# The records
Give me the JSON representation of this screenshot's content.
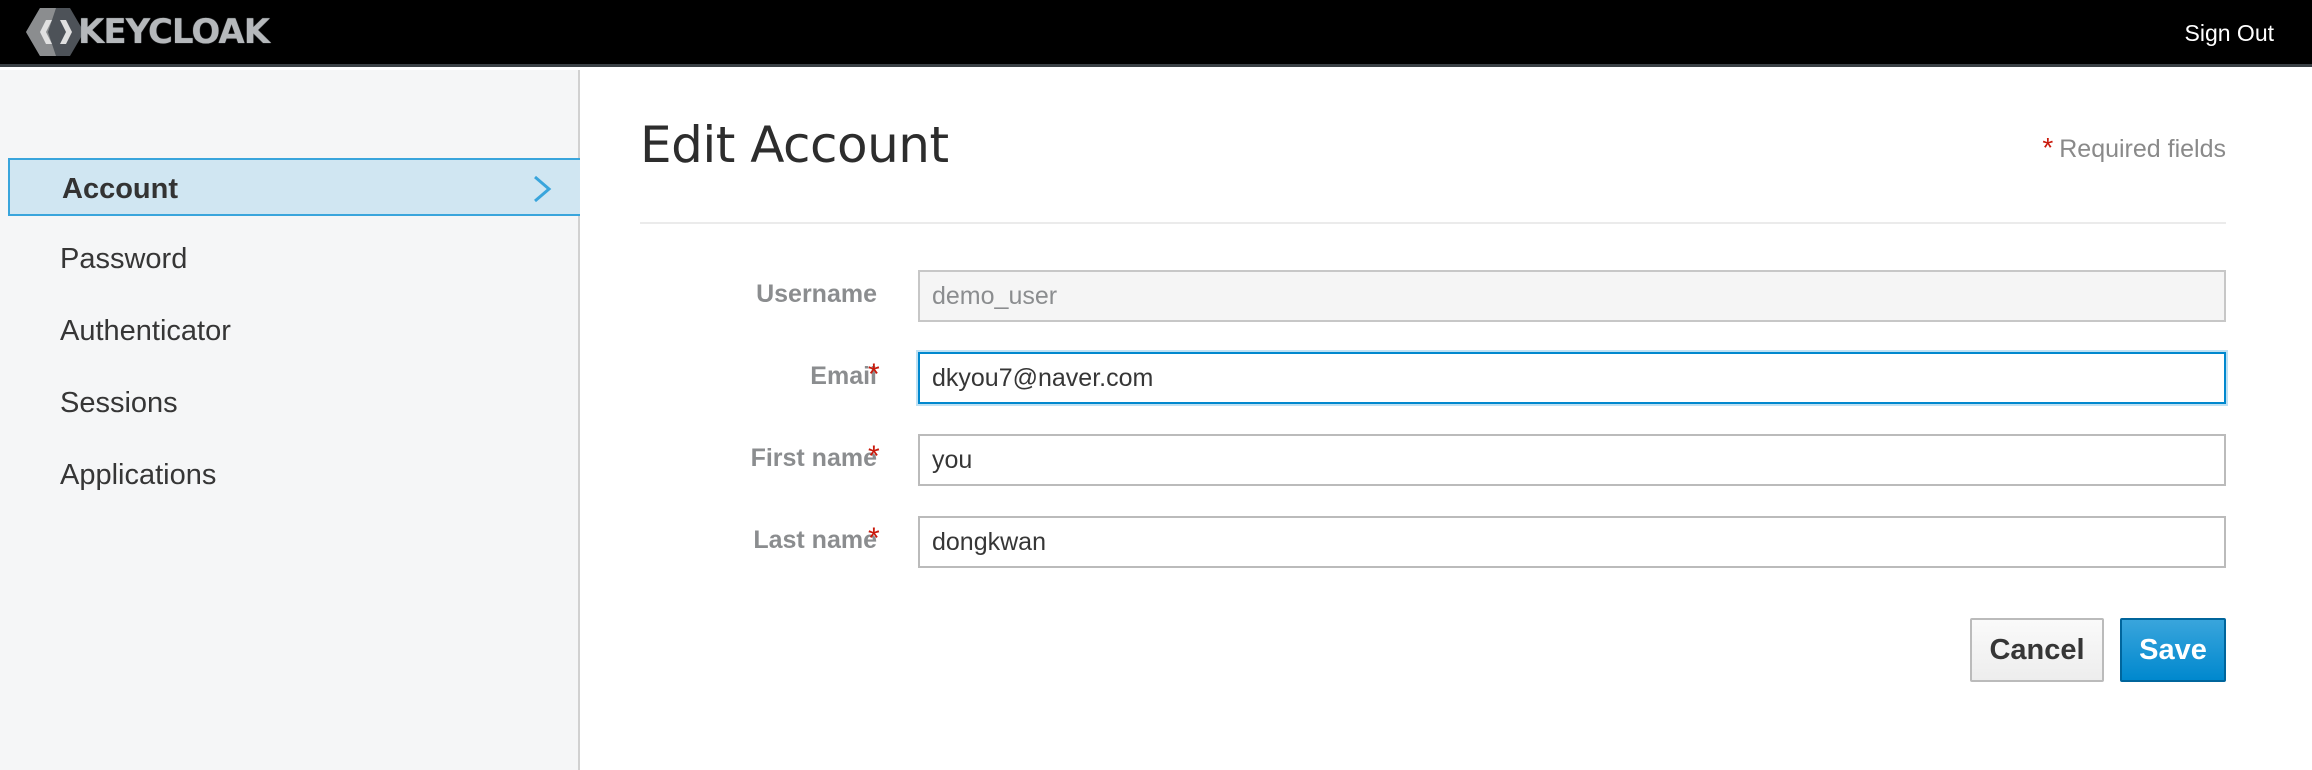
{
  "header": {
    "logo_text": "KEYCLOAK",
    "signout_label": "Sign Out"
  },
  "sidebar": {
    "items": [
      {
        "label": "Account",
        "active": true
      },
      {
        "label": "Password",
        "active": false
      },
      {
        "label": "Authenticator",
        "active": false
      },
      {
        "label": "Sessions",
        "active": false
      },
      {
        "label": "Applications",
        "active": false
      }
    ]
  },
  "main": {
    "title": "Edit Account",
    "required_note": "Required fields",
    "required_marker": "*",
    "fields": [
      {
        "label": "Username",
        "value": "demo_user",
        "required": false,
        "readonly": true
      },
      {
        "label": "Email",
        "value": "dkyou7@naver.com",
        "required": true,
        "readonly": false
      },
      {
        "label": "First name",
        "value": "you",
        "required": true,
        "readonly": false
      },
      {
        "label": "Last name",
        "value": "dongkwan",
        "required": true,
        "readonly": false
      }
    ],
    "cancel_label": "Cancel",
    "save_label": "Save"
  },
  "colors": {
    "header_bg": "#000000",
    "sidebar_bg": "#f5f6f7",
    "active_item_bg": "#d0e6f2",
    "active_item_border": "#39a5dc",
    "required_star": "#c9190b",
    "primary_button": "#0088ce"
  },
  "icons": {
    "logo": "keycloak-logo-icon",
    "active_chevron": "chevron-right-icon"
  }
}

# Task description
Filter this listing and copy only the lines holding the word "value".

# Problem solution
        "value": "demo_user",
        "value": "dkyou7@naver.com",
        "value": "you",
        "value": "dongkwan",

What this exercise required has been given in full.